Under state law, cabinet secretaries are appointed by the governor with the consent of the state Senate. They serve at the pleasure of the governor, who has the power to dismiss them.
We have no quarrel with that system. If the Senate finds an appointee doesn’t have the proper credentials to do the job, has an unknown criminal history or is growing a horn out of the back of their head, the Senate can reject an appointee. That system also has the benefit of making the governor choose cabinet appointees that are acceptable for Senate confirmation.
But, by delaying confirmation votes — which could and should be done as soon as practicable — for months on end, the GOP senators have arrogated for themselves the job of doing performance reviews of Evers’ cabinet members, and not just reviewing their credentials when they are named to their posts.
That job is the governor’s, not the Senate’s. By delaying confirmation votes, the Senate is wielding a sword of Damocles over the department heads.
The practical effect of the GOP’s confirmation limbo is to undercut the ability of cabinet heads to run their departments: State employees under their direction may not be as responsive to direction if they think their boss may be out the door tomorrow.
And who, we ask, would be willing to leave their current job to serve in a governor’s cabinet knowing that they would have two bosses with wildly different political philosophies — both of whom could fire them?
That can only lead to inferior cabinet appointees, and diminish the effectiveness and responsiveness of state agencies — and that is not good governance.
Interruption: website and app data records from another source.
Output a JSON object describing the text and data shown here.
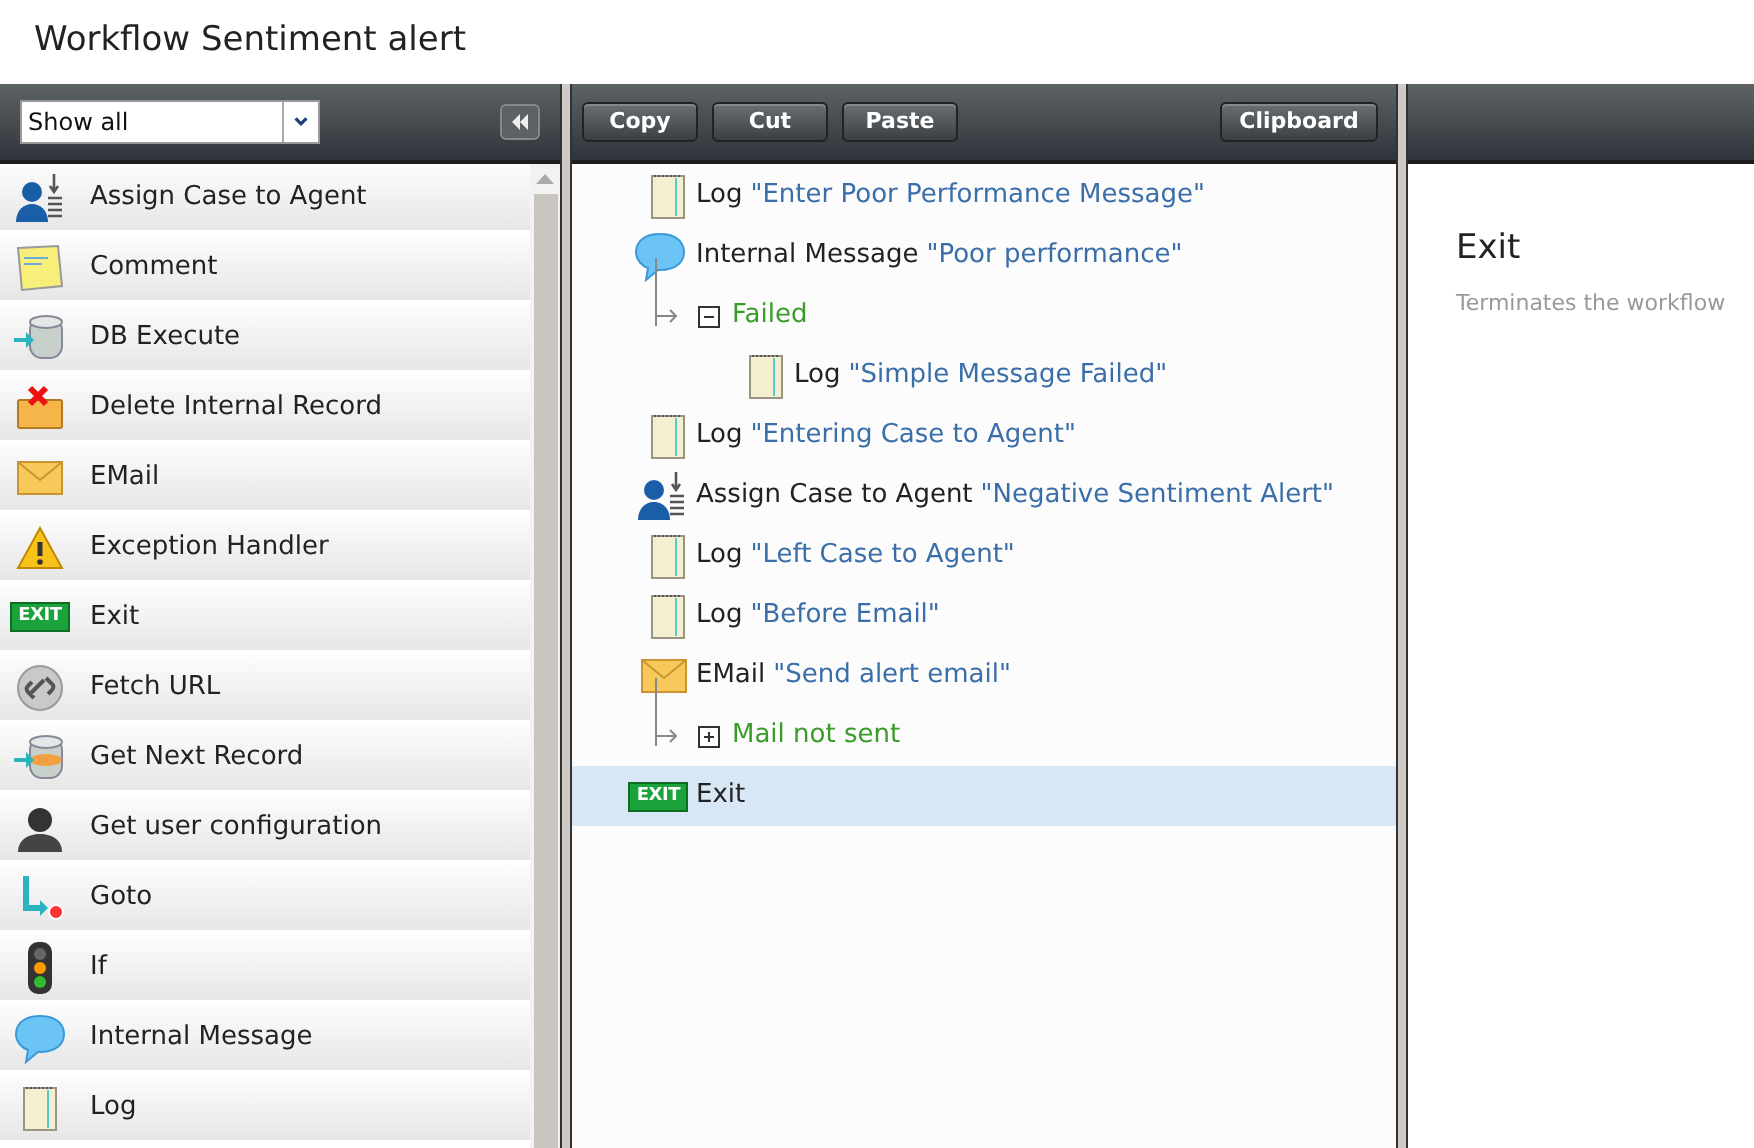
{
  "window": {
    "title": "Workflow Sentiment alert"
  },
  "palette": {
    "filter": {
      "value": "Show all"
    },
    "items": [
      {
        "kind": "assign",
        "label": "Assign Case to Agent"
      },
      {
        "kind": "comment",
        "label": "Comment"
      },
      {
        "kind": "db",
        "label": "DB Execute"
      },
      {
        "kind": "delete",
        "label": "Delete Internal Record"
      },
      {
        "kind": "email",
        "label": "EMail"
      },
      {
        "kind": "warning",
        "label": "Exception Handler"
      },
      {
        "kind": "exit",
        "icon_text": "EXIT",
        "label": "Exit"
      },
      {
        "kind": "link",
        "label": "Fetch URL"
      },
      {
        "kind": "dbnext",
        "label": "Get Next Record"
      },
      {
        "kind": "user",
        "label": "Get user configuration"
      },
      {
        "kind": "goto",
        "label": "Goto"
      },
      {
        "kind": "light",
        "label": "If"
      },
      {
        "kind": "bubble",
        "label": "Internal Message"
      },
      {
        "kind": "log",
        "label": "Log"
      }
    ]
  },
  "toolbar": {
    "buttons": [
      "Copy",
      "Cut",
      "Paste"
    ],
    "clipboard": "Clipboard"
  },
  "workflow": [
    {
      "kind": "log",
      "label": "Log",
      "detail": "\"Enter Poor Performance Message\"",
      "selected": false
    },
    {
      "kind": "bubble",
      "label": "Internal Message",
      "detail": "\"Poor performance\"",
      "selected": false,
      "children": [
        {
          "kind": "branch",
          "label": "Failed",
          "expanded": true,
          "children": [
            {
              "kind": "log",
              "label": "Log",
              "detail": "\"Simple Message Failed\"",
              "selected": false
            }
          ]
        }
      ]
    },
    {
      "kind": "log",
      "label": "Log",
      "detail": "\"Entering Case to Agent\"",
      "selected": false
    },
    {
      "kind": "assign",
      "label": "Assign Case to Agent",
      "detail": "\"Negative Sentiment Alert\"",
      "selected": false
    },
    {
      "kind": "log",
      "label": "Log",
      "detail": "\"Left Case to Agent\"",
      "selected": false
    },
    {
      "kind": "log",
      "label": "Log",
      "detail": "\"Before Email\"",
      "selected": false
    },
    {
      "kind": "email",
      "label": "EMail",
      "detail": "\"Send alert email\"",
      "selected": false,
      "children": [
        {
          "kind": "branch",
          "label": "Mail not sent",
          "expanded": false
        }
      ]
    },
    {
      "kind": "exit",
      "icon_text": "EXIT",
      "label": "Exit",
      "selected": true
    }
  ],
  "details": {
    "title": "Exit",
    "description": "Terminates the workflow"
  }
}
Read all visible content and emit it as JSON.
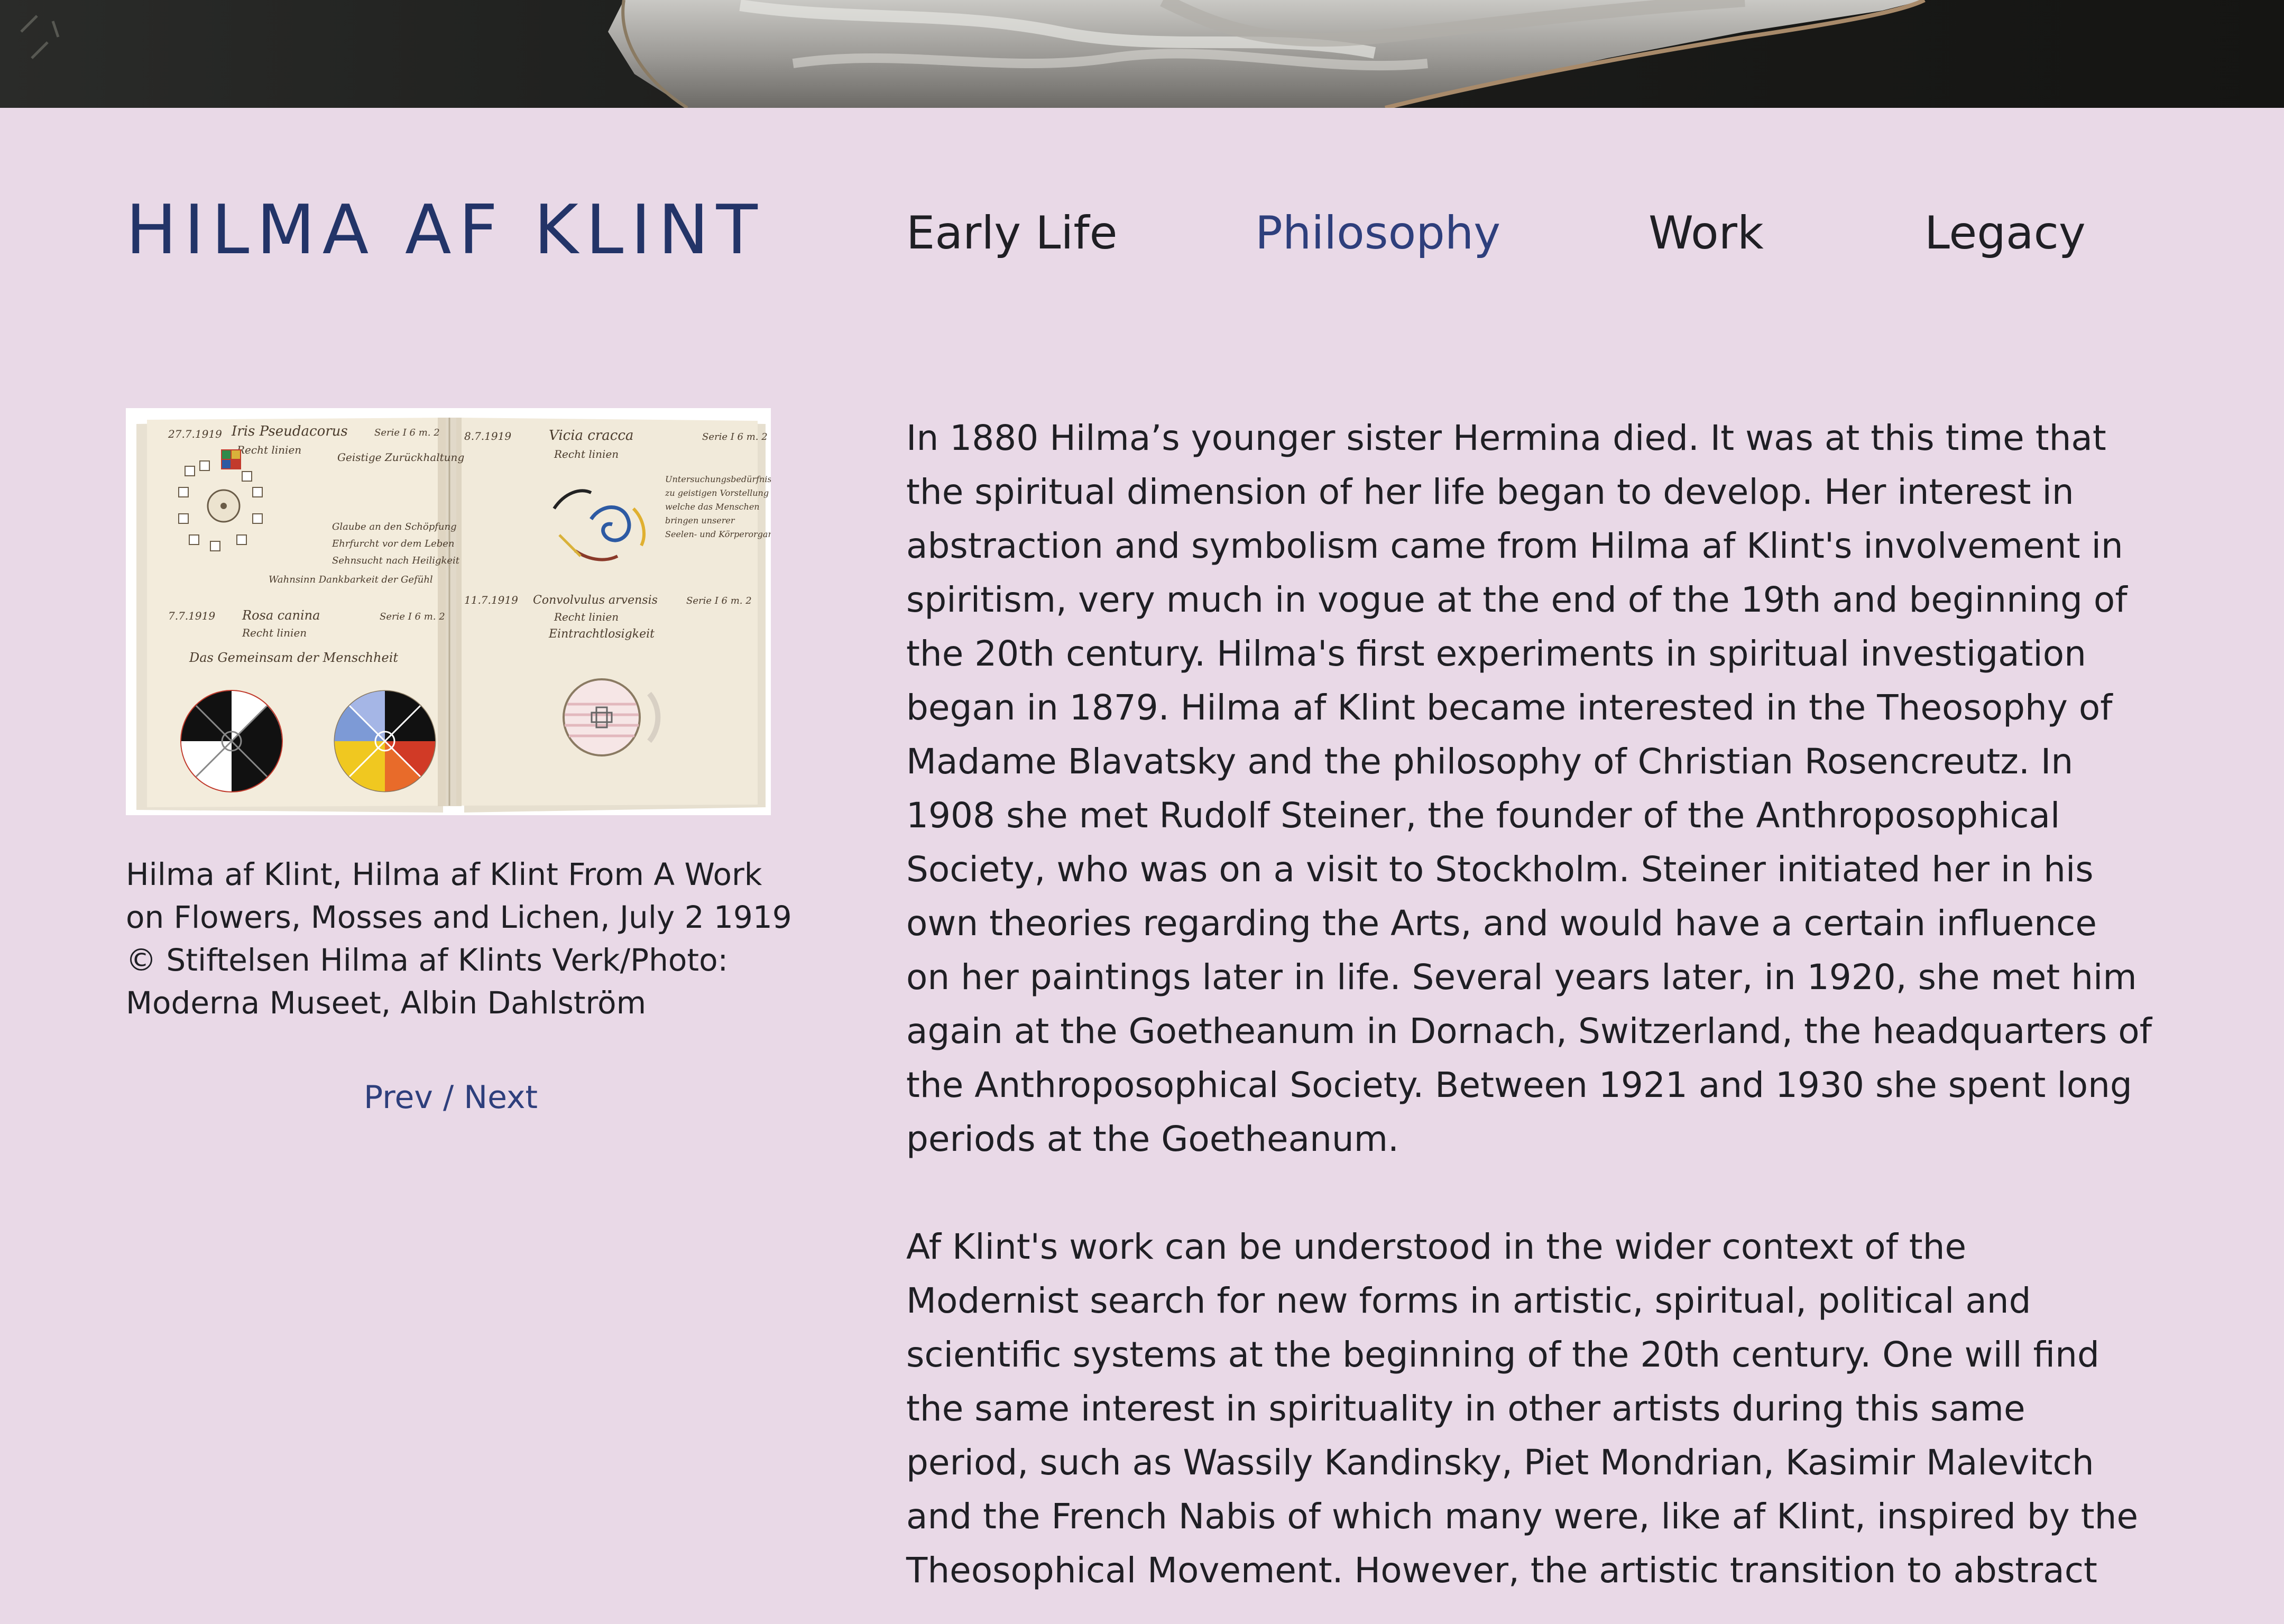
{
  "site": {
    "logo": "HILMA AF KLINT"
  },
  "nav": {
    "items": [
      {
        "label": "Early Life",
        "active": false
      },
      {
        "label": "Philosophy",
        "active": true
      },
      {
        "label": "Work",
        "active": false
      },
      {
        "label": "Legacy",
        "active": false
      }
    ]
  },
  "figure": {
    "caption_lines": [
      "Hilma af Klint, Hilma af Klint From A Work",
      "on Flowers, Mosses and Lichen, July 2 1919",
      "© Stiftelsen Hilma af Klints Verk/Photo:",
      "Moderna Museet, Albin Dahlström"
    ],
    "pager": {
      "prev": "Prev",
      "separator": " / ",
      "next": "Next"
    },
    "notebook_text": {
      "left_date_1": "27.7.1919",
      "left_title_1": "Iris Pseudacorus",
      "left_series_1": "Serie I 6 m. 2",
      "left_sub_1": "Recht linien",
      "left_note_1": "Geistige Zurückhaltung",
      "left_date_2": "7.7.1919",
      "left_title_2": "Rosa canina",
      "left_series_2": "Serie I 6 m. 2",
      "left_sub_2": "Recht linien",
      "left_line_2": "Das Gemeinsam der Menschheit",
      "right_date_1": "8.7.1919",
      "right_title_1": "Vicia cracca",
      "right_series_1": "Serie I 6 m. 2",
      "right_sub_1": "Recht linien",
      "right_date_2": "11.7.1919",
      "right_title_2": "Convolvulus arvensis",
      "right_series_2": "Serie I 6 m. 2",
      "right_sub_2": "Recht linien"
    }
  },
  "article": {
    "paragraphs": [
      [
        "In 1880 Hilma’s younger sister Hermina died. It was at this time that",
        "the spiritual dimension of her life began to develop. Her interest in",
        "abstraction and symbolism came from Hilma af Klint's involvement in",
        "spiritism, very much in vogue at the end of the 19th and beginning of",
        "the 20th century. Hilma's first experiments in spiritual investigation",
        "began in 1879. Hilma af Klint became interested in the Theosophy of",
        "Madame Blavatsky and the philosophy of Christian Rosencreutz. In",
        "1908 she met Rudolf Steiner, the founder of the Anthroposophical",
        "Society, who was on a visit to Stockholm. Steiner initiated her in his",
        "own theories regarding the Arts, and would have a certain influence",
        "on her paintings later in life. Several years later, in 1920, she met him",
        "again at the Goetheanum in Dornach, Switzerland, the headquarters of",
        "the Anthroposophical Society. Between 1921 and 1930 she spent long",
        "periods at the Goetheanum."
      ],
      [
        "Af Klint's work can be understood in the wider context of the",
        "Modernist search for new forms in artistic, spiritual, political and",
        "scientific systems at the beginning of the 20th century. One will find",
        "the same interest in spirituality in other artists during this same",
        "period, such as Wassily Kandinsky, Piet Mondrian, Kasimir Malevitch",
        "and the French Nabis of which many were, like af Klint, inspired by the",
        "Theosophical Movement. However, the artistic transition to abstract"
      ]
    ]
  },
  "colors": {
    "background": "#e9d9e7",
    "accent": "#2e3f7c",
    "logo": "#233468",
    "text": "#1f1f24"
  }
}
The Republican majority in the Senate should abandon this confirmation-delay gambit, and show some respect for the majority of voters in the state who put Evers into office.